Barbe's grave is just a stone's throw away from her husbands

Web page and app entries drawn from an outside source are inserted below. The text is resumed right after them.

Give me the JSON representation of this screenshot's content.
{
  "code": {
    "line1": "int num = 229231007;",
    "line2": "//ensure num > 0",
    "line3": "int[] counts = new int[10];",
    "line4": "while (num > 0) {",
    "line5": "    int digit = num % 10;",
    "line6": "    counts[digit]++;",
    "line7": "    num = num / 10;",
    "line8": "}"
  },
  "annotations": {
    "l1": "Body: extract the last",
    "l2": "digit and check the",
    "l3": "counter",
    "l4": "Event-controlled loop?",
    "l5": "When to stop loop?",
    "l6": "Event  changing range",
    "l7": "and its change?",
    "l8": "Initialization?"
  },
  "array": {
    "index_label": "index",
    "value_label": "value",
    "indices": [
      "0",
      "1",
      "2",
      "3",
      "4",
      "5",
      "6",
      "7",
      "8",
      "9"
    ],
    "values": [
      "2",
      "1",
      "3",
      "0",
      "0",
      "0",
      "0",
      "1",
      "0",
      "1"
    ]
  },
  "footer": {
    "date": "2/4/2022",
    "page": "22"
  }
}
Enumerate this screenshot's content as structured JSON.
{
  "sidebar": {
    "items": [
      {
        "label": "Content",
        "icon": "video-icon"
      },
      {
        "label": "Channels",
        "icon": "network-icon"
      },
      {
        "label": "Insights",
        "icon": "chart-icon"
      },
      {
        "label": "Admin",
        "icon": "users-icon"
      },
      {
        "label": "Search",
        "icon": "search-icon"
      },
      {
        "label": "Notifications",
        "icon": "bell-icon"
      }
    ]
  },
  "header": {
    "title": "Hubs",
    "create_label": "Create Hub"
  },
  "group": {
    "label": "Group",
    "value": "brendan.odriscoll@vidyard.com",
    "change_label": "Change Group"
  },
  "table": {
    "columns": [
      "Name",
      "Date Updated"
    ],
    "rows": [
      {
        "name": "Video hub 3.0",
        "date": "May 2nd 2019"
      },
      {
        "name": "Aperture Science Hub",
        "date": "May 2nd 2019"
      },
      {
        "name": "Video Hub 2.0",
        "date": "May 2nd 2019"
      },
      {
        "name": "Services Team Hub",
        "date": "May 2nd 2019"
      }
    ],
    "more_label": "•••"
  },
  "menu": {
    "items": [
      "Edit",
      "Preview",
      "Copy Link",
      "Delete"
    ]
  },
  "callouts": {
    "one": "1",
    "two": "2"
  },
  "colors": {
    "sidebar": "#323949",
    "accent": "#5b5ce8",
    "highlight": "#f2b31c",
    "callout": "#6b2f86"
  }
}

I now know that I had some of my facts wrong. Kettner (full name Auguste Charles Edouard Kettner) was not French, he was German, born in Berlin in 1833. His father,  Augustinus Joseph Kettner, a printer, died in London  in 1872 presumably after being brought here by his son from Berlin where he may well have been living alone as the inscription says Kettner was his only child and we know his wife died in Berlin in 1850. In fact this is really the father’s memorial; Kettner’s widow buried him here in 1877, the son only outlasting the father by five years.  Barbe Marie Therese Dubois was born in Belgium in April 1833 and met Kettner in Paris where he was a chef and she a chambermaid. They married in 1861. There is no evidence that Kettner ever worked for Napoleon III. In the normal course of events Barbe may well have joined her husband and father-in-law in their vault when she died in 1893 at the age of sixty. But in 1880 at the age of 46 she had remarried to the 31 year old Giovanni Sangiorgi, an Italian who may well have been an employee before he married the boss’s widow. His flair for business transformed Kettner’s into one of London’s more famous and successful restaurants and the couple were very wealthy when Barbe died. Rather than inter her with Kettner, Giovanni bought an expensive plot in a good part of the cemetery near the main gates and erected a very elaborate and very Italian memorial in her memory. Barbe rests there alone as when Giovanni died in 1909 he chose to have his body shipped to Lugano and be buried with his ancestors. She might have been less lonely if she had been allowed to join her ex husband.